More Brussels bureaucracy: ‘Brexit may take up to 10 years to implement’

A British Union flag and an European Union flag are seen flying outside the European Commission headquarters in Brussels, Belgium © Francois Lenoir
The Tory party will drag its heels to leave the EU, says geopolitical analyst Patrick Henningsen. It has already announced that Brexit is probably not going to happen before the Conservative convention in October, followed by a change of leadership as well, he added.

US President Barack Obama, who paid a visit to Britain in April urging the country to stay in the EU, was one of the most vocal leaders against Brexit. The White House says it doesn't welcome the results of the UK referendum, but will accept the choice of the British people.

RT: Does the US actually lose out in any way because of Brexit?

Patrick Henningsen: They do. If you look back at the history of the European Union, the United States in a sort of covert fashion - initially anyway, post WWII - was one of the driving forces behind the creation of the European Union. And that has been learned through declassified documents and those are now publicly available. It is easier for the US to wield its foreign policy agenda by dealing with one central point of contact, rather than 28 odd different states on any major issue. So, certainly Washington would like to see the EU together and its special relationship with Britain makes that process all the easier when Britain has a major seat in Brussels. 

RT: The US State Department says John Kerry wants to be part of the talks between London and Brussels. But is the Brexit process really any of Washington's business?

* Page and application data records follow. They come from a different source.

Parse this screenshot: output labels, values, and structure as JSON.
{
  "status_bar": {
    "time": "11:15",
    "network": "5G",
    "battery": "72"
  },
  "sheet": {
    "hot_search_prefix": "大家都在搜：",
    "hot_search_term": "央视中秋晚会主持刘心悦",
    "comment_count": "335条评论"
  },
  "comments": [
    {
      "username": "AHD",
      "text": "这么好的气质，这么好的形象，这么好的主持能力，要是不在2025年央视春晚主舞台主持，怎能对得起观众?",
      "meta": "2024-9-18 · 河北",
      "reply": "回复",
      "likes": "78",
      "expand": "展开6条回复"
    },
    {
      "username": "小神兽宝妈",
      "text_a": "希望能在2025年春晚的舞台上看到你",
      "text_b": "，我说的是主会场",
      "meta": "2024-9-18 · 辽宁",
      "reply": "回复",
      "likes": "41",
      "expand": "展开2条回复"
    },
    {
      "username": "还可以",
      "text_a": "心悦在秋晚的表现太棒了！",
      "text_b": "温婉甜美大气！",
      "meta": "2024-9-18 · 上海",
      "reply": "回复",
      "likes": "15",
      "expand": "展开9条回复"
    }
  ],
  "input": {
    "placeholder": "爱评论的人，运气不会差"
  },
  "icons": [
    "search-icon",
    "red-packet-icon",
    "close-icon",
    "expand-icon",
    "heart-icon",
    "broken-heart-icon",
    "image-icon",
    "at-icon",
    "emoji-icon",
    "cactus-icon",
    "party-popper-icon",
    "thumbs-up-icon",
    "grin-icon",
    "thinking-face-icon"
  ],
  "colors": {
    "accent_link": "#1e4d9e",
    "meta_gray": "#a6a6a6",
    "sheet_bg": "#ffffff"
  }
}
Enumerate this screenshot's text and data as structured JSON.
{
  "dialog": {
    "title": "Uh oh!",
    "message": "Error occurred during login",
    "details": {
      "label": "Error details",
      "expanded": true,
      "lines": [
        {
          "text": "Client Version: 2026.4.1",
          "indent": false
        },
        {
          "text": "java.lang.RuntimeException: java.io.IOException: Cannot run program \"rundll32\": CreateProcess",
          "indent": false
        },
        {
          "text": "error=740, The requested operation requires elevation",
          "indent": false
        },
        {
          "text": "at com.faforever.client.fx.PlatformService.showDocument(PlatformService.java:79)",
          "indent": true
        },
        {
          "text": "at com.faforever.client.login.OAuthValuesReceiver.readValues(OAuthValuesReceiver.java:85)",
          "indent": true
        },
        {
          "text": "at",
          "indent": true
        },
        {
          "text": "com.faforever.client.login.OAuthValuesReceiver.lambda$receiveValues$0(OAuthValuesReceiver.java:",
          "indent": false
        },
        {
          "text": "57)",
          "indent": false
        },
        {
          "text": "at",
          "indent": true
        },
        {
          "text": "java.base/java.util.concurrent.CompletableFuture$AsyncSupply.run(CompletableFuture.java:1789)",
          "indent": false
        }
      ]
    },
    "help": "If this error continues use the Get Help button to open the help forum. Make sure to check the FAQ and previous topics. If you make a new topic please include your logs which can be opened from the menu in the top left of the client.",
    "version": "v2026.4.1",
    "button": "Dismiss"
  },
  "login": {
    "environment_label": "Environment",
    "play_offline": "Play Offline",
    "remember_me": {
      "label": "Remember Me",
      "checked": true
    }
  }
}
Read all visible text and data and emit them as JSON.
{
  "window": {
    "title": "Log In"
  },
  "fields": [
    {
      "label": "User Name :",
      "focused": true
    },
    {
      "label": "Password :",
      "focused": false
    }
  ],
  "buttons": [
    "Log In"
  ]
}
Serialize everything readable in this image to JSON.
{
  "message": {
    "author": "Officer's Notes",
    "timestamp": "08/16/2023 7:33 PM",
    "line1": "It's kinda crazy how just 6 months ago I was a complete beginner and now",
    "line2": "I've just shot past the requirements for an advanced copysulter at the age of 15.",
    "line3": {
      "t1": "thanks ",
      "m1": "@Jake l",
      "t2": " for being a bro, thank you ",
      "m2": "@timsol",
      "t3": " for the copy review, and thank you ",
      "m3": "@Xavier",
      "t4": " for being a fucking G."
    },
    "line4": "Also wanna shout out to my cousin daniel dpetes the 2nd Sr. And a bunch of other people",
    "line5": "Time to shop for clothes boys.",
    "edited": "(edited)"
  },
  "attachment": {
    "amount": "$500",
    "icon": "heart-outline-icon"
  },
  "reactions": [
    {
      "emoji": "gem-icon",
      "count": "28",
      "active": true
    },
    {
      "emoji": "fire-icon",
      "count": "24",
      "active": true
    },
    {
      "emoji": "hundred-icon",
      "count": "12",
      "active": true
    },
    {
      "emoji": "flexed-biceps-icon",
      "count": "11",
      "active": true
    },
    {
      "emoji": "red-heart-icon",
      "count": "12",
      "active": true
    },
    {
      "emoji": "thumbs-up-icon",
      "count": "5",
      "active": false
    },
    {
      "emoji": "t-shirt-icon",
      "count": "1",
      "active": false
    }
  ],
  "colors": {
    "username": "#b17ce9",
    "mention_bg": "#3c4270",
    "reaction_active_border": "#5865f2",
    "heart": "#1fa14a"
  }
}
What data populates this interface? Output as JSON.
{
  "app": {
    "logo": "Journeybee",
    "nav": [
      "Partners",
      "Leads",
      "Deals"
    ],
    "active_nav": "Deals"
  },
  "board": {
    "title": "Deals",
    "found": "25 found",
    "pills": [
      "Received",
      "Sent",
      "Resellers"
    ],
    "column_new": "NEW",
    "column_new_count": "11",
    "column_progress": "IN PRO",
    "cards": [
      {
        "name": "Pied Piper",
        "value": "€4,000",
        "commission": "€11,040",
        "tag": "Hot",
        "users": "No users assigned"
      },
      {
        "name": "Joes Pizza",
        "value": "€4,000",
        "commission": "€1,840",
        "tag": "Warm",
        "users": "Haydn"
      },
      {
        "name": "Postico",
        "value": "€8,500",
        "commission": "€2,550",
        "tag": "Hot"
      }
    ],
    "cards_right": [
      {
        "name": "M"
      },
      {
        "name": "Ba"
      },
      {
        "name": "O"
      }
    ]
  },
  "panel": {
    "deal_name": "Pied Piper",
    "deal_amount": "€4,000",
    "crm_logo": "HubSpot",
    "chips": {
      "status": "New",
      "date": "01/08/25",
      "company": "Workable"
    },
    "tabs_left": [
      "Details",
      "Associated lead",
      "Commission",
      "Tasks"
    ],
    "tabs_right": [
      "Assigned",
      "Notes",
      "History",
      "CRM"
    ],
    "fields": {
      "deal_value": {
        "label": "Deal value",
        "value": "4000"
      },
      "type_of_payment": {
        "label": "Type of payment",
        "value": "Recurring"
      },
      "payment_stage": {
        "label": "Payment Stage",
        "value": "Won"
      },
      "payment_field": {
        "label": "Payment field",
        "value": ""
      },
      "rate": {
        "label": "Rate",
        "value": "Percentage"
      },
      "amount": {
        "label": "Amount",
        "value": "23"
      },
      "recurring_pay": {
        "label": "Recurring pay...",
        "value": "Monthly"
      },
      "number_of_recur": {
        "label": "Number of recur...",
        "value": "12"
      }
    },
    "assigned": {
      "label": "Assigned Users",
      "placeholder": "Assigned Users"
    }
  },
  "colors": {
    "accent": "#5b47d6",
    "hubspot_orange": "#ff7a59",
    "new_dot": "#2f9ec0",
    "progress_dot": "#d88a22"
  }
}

PH: That is very interesting if that is the case. The reality right now is that the Tory conservative party is dragging its heels on invoking Article 50, which once it is invoked would set in motion a two-year period of exits and then renegotiating Britain’s terms and conditions of that exit. They have already announced that it is probably not going to happen before the Conservative convention in October and then the change of leadership as well. David Cameron has already hinted this is something for the next conservative leader to do - be that Boris Johnson or Theresa May. So, they’ve already kicked the can down an additional six months. So, we are looking at an exit of a possibly five-year window. Some legal experts say it might be even longer than five years; it could be up to 10 years. We’ll see.

RT: An EU without Britain would arguably make the Union weaker. So would that actually make Europe more dependent on the US?

PH: That is an interesting point. I think from the US point of view, militarily this will be a big issue. NATO has already announced that they stand firm with the current set up and current relationship that includes Britain being at a center of NATO. However, talks of an EU military force, which have been going on behind the scenes for quite long time now, these agreements are already in place between many countries, this system of interdependency between various European militaries. So, it would be very interesting to see how that plays out. Certainly, that is something Washington would like to see in the future - an EU defense force deployed in countries. Also, Washington would like to see Turkey possibly as a member of the EU and that would extend the territory right down to the Middle East. So, from the military point of view, from the Pentagon point of view, from defense contracting profit point of view this could be a fantastic market for arms- and defense-related industries. So, that is one of Washington’s main interests. Plus, being able to wield its foreign policy through Brussels for sanctions against Russia, for instance, is very important for Washington.

Thorsten Polleit, economist and investor, Polleit & Riechert Investment Management told RT: “Given the market reaction following the publication of the decision… most investors were caught off guard. Most people wouldn’t have expected the Brits to leave the EU and that explains a lot why stock markets - and particularly the pound - has gone down so substantially. Overtime there will be a reassessment and in particular the prospects for Great Britain are much brighter than what market reaction tells us”.

RT: The euro and the pound took big hits. But does that help or hinder the dollar?

PH: What we saw is a flight of capital into what they call a perceived safety. People perceive the dollar as a stable haven for investments. So, what you saw – the markets reflected exactly that. You saw money transferred into dollar markets and also into gold, into hard money. So, that’s expected. In terms of the pound – devaluation of the pound at some point is not a bad thing for the British economy. There are a lot of benefits in tourism and also the export benefits as well. Fear mongering before the vote was: “The pound is going to free fall”. George Soros even laid a veiled threat against the Brexit voters. But that is not altogether a bad thing for Britain. And a devalued pound doesn’t hurt its balance of payments at home, paying for domestic services and benefits, which are done domestically anyway. So, I don’t think there are major shock waves there.

The statements, views and opinions expressed in this column are solely those of the author and do not necessarily represent those of RT.